> WHAT TO DO
Lines with the word "value" are the answer; copy each of them from the data below.

Data extracted from a collection
---

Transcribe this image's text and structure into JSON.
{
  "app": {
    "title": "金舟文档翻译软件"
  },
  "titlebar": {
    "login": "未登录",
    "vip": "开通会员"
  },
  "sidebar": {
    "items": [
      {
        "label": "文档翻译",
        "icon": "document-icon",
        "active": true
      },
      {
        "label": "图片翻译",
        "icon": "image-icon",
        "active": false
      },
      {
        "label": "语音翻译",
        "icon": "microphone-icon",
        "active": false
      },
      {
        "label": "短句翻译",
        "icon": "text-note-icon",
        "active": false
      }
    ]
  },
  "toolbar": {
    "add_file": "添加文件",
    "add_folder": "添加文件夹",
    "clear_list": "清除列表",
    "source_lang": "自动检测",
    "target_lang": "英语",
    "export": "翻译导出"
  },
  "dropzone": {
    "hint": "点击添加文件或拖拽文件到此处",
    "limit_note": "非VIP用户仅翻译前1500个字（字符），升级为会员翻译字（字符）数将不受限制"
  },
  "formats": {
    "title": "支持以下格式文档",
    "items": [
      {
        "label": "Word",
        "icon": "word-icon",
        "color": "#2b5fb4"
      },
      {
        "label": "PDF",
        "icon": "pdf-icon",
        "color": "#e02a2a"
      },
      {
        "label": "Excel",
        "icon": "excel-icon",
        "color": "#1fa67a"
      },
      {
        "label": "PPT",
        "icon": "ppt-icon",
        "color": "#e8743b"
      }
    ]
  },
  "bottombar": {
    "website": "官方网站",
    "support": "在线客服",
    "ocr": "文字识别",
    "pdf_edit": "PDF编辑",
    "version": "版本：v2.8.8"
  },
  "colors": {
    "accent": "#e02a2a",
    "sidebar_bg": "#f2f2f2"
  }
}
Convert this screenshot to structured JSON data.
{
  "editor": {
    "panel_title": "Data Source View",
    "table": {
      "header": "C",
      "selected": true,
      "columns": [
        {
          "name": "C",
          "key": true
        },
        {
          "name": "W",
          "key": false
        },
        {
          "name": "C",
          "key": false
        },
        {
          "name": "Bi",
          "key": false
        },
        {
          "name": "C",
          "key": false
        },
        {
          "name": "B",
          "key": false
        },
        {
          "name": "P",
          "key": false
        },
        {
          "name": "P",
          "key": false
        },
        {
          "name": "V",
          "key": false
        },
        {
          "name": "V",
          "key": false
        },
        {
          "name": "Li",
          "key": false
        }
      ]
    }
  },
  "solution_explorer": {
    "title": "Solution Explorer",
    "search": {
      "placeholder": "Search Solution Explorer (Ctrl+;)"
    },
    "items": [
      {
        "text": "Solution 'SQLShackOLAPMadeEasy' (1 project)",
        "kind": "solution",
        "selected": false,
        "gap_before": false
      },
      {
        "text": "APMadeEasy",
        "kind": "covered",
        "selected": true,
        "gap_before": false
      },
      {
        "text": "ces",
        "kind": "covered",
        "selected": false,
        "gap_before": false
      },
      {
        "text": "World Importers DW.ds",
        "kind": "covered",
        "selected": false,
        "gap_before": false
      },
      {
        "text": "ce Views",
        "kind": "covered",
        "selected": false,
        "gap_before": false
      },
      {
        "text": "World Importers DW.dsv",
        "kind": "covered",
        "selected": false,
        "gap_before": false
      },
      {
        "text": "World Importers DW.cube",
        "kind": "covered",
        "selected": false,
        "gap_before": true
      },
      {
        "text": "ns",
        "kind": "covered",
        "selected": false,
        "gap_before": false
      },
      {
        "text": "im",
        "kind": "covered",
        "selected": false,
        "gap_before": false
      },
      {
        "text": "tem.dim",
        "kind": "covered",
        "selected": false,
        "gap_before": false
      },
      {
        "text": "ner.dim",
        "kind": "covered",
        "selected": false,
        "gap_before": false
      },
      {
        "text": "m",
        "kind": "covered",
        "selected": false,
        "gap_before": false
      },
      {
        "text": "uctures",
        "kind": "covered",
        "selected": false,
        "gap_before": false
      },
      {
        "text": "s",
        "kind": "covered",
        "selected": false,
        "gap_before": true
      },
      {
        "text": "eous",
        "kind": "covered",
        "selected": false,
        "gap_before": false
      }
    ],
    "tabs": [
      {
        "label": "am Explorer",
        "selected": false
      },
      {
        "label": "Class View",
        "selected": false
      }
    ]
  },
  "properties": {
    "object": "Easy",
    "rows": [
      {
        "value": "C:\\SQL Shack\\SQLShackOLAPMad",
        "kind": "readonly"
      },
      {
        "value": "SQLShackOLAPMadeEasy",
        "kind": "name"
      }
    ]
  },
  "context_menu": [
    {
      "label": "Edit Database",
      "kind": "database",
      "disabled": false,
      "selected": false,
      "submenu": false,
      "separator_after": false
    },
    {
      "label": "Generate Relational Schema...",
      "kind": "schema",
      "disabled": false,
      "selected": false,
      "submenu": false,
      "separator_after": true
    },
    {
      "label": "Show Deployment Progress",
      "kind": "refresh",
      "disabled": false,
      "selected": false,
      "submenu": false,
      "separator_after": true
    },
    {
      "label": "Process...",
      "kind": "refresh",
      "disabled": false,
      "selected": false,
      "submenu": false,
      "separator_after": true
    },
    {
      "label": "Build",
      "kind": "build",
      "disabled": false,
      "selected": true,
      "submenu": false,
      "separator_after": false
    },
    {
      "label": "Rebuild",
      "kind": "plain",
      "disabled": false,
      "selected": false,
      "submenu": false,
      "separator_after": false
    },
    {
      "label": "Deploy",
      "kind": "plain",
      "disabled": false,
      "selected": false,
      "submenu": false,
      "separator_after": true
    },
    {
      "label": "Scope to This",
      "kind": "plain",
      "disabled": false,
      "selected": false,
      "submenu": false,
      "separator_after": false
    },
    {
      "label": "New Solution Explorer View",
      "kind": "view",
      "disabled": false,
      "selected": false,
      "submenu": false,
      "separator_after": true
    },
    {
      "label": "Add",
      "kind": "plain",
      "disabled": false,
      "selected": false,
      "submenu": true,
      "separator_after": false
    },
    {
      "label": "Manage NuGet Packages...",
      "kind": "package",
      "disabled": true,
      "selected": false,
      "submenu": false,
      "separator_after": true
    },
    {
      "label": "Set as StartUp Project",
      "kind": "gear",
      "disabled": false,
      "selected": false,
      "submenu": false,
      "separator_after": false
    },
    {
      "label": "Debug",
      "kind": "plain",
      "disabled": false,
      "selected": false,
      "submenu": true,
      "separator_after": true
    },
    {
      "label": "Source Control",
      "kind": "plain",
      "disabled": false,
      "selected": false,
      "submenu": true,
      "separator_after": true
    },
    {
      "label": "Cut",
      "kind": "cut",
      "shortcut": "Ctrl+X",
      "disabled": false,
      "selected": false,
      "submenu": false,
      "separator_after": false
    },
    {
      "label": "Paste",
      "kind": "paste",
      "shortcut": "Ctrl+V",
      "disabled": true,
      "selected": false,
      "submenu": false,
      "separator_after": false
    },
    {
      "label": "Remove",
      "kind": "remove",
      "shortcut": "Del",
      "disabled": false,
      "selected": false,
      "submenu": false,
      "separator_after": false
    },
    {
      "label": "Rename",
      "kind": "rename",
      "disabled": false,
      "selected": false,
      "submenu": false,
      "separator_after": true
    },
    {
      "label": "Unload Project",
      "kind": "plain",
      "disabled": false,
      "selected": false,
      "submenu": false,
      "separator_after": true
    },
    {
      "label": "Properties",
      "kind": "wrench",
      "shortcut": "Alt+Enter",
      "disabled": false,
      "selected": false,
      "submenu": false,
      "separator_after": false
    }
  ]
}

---

> SOLUTION BELOW
        "value": "C:\\SQL Shack\\SQLShackOLAPMad",
        "value": "SQLShackOLAPMadeEasy",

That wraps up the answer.